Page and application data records
▬▬▬

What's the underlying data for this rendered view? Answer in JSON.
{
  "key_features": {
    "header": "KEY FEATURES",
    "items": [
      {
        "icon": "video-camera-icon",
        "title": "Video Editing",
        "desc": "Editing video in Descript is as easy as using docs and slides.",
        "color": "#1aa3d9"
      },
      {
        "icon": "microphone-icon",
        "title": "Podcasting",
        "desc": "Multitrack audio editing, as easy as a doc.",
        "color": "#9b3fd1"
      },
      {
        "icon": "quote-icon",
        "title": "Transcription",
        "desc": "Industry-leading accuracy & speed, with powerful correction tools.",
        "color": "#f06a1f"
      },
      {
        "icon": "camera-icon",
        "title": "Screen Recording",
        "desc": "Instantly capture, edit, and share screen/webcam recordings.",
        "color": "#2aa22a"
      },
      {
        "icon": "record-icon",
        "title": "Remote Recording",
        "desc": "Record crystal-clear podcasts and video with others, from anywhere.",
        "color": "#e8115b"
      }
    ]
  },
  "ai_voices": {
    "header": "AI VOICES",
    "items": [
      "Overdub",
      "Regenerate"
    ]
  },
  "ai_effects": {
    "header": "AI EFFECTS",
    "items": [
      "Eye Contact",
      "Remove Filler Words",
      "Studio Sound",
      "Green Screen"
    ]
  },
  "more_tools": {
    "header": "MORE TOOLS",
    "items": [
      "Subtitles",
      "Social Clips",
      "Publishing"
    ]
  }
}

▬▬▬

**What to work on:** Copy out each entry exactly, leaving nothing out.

**Reply:**
What's the underlying data for this rendered view? Answer in JSON.
{
  "key_features": {
    "header": "KEY FEATURES",
    "items": [
      {
        "icon": "video-camera-icon",
        "title": "Video Editing",
        "desc": "Editing video in Descript is as easy as using docs and slides.",
        "color": "#1aa3d9"
      },
      {
        "icon": "microphone-icon",
        "title": "Podcasting",
        "desc": "Multitrack audio editing, as easy as a doc.",
        "color": "#9b3fd1"
      },
      {
        "icon": "quote-icon",
        "title": "Transcription",
        "desc": "Industry-leading accuracy & speed, with powerful correction tools.",
        "color": "#f06a1f"
      },
      {
        "icon": "camera-icon",
        "title": "Screen Recording",
        "desc": "Instantly capture, edit, and share screen/webcam recordings.",
        "color": "#2aa22a"
      },
      {
        "icon": "record-icon",
        "title": "Remote Recording",
        "desc": "Record crystal-clear podcasts and video with others, from anywhere.",
        "color": "#e8115b"
      }
    ]
  },
  "ai_voices": {
    "header": "AI VOICES",
    "items": [
      "Overdub",
      "Regenerate"
    ]
  },
  "ai_effects": {
    "header": "AI EFFECTS",
    "items": [
      "Eye Contact",
      "Remove Filler Words",
      "Studio Sound",
      "Green Screen"
    ]
  },
  "more_tools": {
    "header": "MORE TOOLS",
    "items": [
      "Subtitles",
      "Social Clips",
      "Publishing"
    ]
  }
}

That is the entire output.